Work order - Down to the last character, write out the records below.

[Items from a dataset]
• • • •

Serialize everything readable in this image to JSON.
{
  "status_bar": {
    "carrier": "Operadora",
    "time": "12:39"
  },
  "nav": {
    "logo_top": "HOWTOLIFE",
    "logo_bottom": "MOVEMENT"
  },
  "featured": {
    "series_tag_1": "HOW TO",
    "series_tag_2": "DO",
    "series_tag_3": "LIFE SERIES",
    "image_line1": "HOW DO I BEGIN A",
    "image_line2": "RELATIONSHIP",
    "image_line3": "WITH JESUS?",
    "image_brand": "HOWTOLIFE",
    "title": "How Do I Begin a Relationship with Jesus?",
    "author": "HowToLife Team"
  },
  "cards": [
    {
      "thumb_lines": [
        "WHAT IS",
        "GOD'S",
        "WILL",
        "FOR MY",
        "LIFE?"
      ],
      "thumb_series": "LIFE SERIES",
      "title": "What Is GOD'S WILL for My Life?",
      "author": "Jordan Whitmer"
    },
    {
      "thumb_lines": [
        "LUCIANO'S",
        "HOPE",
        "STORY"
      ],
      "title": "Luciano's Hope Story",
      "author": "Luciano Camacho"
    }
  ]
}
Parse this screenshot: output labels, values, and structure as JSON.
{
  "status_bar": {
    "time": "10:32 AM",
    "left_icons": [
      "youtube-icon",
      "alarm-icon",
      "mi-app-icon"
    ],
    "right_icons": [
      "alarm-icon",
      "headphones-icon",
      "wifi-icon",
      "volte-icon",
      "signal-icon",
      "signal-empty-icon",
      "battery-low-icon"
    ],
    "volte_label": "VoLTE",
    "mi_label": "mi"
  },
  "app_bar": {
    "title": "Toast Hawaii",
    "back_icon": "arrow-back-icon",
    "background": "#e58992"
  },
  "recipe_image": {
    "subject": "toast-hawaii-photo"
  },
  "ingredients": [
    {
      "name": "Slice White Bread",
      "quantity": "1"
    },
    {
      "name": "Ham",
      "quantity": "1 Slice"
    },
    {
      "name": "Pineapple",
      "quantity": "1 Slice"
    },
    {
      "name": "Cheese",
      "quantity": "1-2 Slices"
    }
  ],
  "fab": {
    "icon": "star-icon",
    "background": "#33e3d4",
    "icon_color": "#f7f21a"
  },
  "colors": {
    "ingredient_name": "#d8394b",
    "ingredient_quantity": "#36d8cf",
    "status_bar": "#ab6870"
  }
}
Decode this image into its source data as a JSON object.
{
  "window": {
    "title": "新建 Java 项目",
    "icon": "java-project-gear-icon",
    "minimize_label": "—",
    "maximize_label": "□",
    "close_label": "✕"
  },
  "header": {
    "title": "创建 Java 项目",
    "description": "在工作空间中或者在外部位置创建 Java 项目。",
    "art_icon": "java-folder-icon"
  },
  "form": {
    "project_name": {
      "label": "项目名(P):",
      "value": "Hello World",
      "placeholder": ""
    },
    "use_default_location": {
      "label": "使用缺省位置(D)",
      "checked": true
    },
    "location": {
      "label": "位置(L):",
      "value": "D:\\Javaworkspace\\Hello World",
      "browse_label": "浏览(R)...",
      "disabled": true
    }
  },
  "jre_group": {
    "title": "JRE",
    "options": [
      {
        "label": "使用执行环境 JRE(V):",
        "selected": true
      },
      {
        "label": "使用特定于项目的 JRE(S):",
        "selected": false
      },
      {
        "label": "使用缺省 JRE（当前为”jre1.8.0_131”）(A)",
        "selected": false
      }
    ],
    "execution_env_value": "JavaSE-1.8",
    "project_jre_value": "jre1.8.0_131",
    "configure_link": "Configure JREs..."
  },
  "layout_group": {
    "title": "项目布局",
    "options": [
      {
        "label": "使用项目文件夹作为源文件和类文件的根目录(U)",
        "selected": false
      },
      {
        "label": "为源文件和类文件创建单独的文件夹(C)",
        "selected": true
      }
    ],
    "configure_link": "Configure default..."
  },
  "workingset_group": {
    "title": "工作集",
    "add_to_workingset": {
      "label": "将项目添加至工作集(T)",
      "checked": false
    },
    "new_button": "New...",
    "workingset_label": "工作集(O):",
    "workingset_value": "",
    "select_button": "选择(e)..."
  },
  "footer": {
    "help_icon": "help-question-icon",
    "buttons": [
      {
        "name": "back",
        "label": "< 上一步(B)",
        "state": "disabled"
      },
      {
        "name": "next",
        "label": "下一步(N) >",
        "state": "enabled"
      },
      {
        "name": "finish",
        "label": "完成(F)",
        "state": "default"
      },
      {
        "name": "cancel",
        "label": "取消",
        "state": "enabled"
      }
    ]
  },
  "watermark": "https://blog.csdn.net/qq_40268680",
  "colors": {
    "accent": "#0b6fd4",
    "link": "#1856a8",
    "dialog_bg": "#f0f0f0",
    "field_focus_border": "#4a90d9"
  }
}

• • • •

Task output -
Serialize everything readable in this image to JSON.
{
  "status_bar": {
    "carrier": "Operadora",
    "time": "12:39"
  },
  "nav": {
    "logo_top": "HOWTOLIFE",
    "logo_bottom": "MOVEMENT"
  },
  "featured": {
    "series_tag_1": "HOW TO",
    "series_tag_2": "DO",
    "series_tag_3": "LIFE SERIES",
    "image_line1": "HOW DO I BEGIN A",
    "image_line2": "RELATIONSHIP",
    "image_line3": "WITH JESUS?",
    "image_brand": "HOWTOLIFE",
    "title": "How Do I Begin a Relationship with Jesus?",
    "author": "HowToLife Team"
  },
  "cards": [
    {
      "thumb_lines": [
        "WHAT IS",
        "GOD'S",
        "WILL",
        "FOR MY",
        "LIFE?"
      ],
      "thumb_series": "LIFE SERIES",
      "title": "What Is GOD'S WILL for My Life?",
      "author": "Jordan Whitmer"
    },
    {
      "thumb_lines": [
        "LUCIANO'S",
        "HOPE",
        "STORY"
      ],
      "title": "Luciano's Hope Story",
      "author": "Luciano Camacho"
    }
  ]
}
Parse this screenshot: output labels, values, and structure as JSON.
{
  "status_bar": {
    "time": "10:32 AM",
    "left_icons": [
      "youtube-icon",
      "alarm-icon",
      "mi-app-icon"
    ],
    "right_icons": [
      "alarm-icon",
      "headphones-icon",
      "wifi-icon",
      "volte-icon",
      "signal-icon",
      "signal-empty-icon",
      "battery-low-icon"
    ],
    "volte_label": "VoLTE",
    "mi_label": "mi"
  },
  "app_bar": {
    "title": "Toast Hawaii",
    "back_icon": "arrow-back-icon",
    "background": "#e58992"
  },
  "recipe_image": {
    "subject": "toast-hawaii-photo"
  },
  "ingredients": [
    {
      "name": "Slice White Bread",
      "quantity": "1"
    },
    {
      "name": "Ham",
      "quantity": "1 Slice"
    },
    {
      "name": "Pineapple",
      "quantity": "1 Slice"
    },
    {
      "name": "Cheese",
      "quantity": "1-2 Slices"
    }
  ],
  "fab": {
    "icon": "star-icon",
    "background": "#33e3d4",
    "icon_color": "#f7f21a"
  },
  "colors": {
    "ingredient_name": "#d8394b",
    "ingredient_quantity": "#36d8cf",
    "status_bar": "#ab6870"
  }
}
Decode this image into its source data as a JSON object.
{
  "window": {
    "title": "新建 Java 项目",
    "icon": "java-project-gear-icon",
    "minimize_label": "—",
    "maximize_label": "□",
    "close_label": "✕"
  },
  "header": {
    "title": "创建 Java 项目",
    "description": "在工作空间中或者在外部位置创建 Java 项目。",
    "art_icon": "java-folder-icon"
  },
  "form": {
    "project_name": {
      "label": "项目名(P):",
      "value": "Hello World",
      "placeholder": ""
    },
    "use_default_location": {
      "label": "使用缺省位置(D)",
      "checked": true
    },
    "location": {
      "label": "位置(L):",
      "value": "D:\\Javaworkspace\\Hello World",
      "browse_label": "浏览(R)...",
      "disabled": true
    }
  },
  "jre_group": {
    "title": "JRE",
    "options": [
      {
        "label": "使用执行环境 JRE(V):",
        "selected": true
      },
      {
        "label": "使用特定于项目的 JRE(S):",
        "selected": false
      },
      {
        "label": "使用缺省 JRE（当前为”jre1.8.0_131”）(A)",
        "selected": false
      }
    ],
    "execution_env_value": "JavaSE-1.8",
    "project_jre_value": "jre1.8.0_131",
    "configure_link": "Configure JREs..."
  },
  "layout_group": {
    "title": "项目布局",
    "options": [
      {
        "label": "使用项目文件夹作为源文件和类文件的根目录(U)",
        "selected": false
      },
      {
        "label": "为源文件和类文件创建单独的文件夹(C)",
        "selected": true
      }
    ],
    "configure_link": "Configure default..."
  },
  "workingset_group": {
    "title": "工作集",
    "add_to_workingset": {
      "label": "将项目添加至工作集(T)",
      "checked": false
    },
    "new_button": "New...",
    "workingset_label": "工作集(O):",
    "workingset_value": "",
    "select_button": "选择(e)..."
  },
  "footer": {
    "help_icon": "help-question-icon",
    "buttons": [
      {
        "name": "back",
        "label": "< 上一步(B)",
        "state": "disabled"
      },
      {
        "name": "next",
        "label": "下一步(N) >",
        "state": "enabled"
      },
      {
        "name": "finish",
        "label": "完成(F)",
        "state": "default"
      },
      {
        "name": "cancel",
        "label": "取消",
        "state": "enabled"
      }
    ]
  },
  "watermark": "https://blog.csdn.net/qq_40268680",
  "colors": {
    "accent": "#0b6fd4",
    "link": "#1856a8",
    "dialog_bg": "#f0f0f0",
    "field_focus_border": "#4a90d9"
  }
}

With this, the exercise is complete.